Below are some records. Count the lines with "text" in them and give nothing but the total.

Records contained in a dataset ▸
- - - -

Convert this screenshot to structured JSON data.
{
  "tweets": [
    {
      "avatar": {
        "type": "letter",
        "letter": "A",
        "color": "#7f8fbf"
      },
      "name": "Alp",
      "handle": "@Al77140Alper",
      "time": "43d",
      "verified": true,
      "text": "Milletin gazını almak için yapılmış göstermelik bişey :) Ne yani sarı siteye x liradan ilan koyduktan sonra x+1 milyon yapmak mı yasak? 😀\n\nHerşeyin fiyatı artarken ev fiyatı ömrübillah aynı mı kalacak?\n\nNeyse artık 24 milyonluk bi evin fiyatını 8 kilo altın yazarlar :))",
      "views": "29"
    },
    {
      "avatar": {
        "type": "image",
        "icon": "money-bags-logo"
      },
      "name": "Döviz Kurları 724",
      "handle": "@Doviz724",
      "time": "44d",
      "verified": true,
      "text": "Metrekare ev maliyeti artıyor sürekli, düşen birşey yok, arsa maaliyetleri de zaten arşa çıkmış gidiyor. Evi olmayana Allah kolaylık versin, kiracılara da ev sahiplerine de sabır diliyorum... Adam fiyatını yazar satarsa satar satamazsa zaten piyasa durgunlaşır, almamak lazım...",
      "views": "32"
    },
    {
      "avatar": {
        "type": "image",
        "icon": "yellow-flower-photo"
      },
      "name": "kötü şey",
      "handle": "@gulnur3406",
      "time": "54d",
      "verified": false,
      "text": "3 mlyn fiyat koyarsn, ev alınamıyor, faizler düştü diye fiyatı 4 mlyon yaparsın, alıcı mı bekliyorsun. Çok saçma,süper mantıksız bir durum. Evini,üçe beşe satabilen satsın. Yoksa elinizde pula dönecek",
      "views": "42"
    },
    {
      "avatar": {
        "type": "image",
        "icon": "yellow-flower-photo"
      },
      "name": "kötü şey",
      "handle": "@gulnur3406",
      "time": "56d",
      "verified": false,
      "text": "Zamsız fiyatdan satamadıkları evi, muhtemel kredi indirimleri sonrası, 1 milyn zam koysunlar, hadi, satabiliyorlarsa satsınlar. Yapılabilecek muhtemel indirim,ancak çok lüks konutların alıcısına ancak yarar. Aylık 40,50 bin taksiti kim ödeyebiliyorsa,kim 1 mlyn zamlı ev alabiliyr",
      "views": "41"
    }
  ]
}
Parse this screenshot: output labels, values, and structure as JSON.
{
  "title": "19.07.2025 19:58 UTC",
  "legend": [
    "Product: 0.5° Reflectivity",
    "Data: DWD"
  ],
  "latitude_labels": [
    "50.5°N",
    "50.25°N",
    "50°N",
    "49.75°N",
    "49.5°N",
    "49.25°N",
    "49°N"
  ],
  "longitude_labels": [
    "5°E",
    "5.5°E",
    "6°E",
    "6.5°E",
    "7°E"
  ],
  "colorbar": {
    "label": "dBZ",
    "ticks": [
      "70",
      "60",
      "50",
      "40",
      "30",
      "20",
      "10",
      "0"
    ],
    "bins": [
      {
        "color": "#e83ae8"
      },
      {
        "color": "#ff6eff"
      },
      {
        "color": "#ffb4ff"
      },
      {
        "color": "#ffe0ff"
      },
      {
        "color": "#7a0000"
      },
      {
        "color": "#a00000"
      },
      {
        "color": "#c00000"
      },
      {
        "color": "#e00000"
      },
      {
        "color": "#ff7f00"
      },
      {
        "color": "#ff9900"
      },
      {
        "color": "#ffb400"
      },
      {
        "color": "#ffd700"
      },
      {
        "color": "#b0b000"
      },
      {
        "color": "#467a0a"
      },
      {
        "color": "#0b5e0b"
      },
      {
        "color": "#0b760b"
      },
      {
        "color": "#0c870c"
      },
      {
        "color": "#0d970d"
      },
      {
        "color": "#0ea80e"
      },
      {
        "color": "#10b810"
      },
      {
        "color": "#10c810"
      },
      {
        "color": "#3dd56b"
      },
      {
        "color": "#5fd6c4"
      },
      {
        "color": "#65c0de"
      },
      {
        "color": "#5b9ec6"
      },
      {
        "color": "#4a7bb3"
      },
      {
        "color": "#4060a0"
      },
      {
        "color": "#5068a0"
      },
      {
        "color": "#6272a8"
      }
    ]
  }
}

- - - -

RESULT ▸
4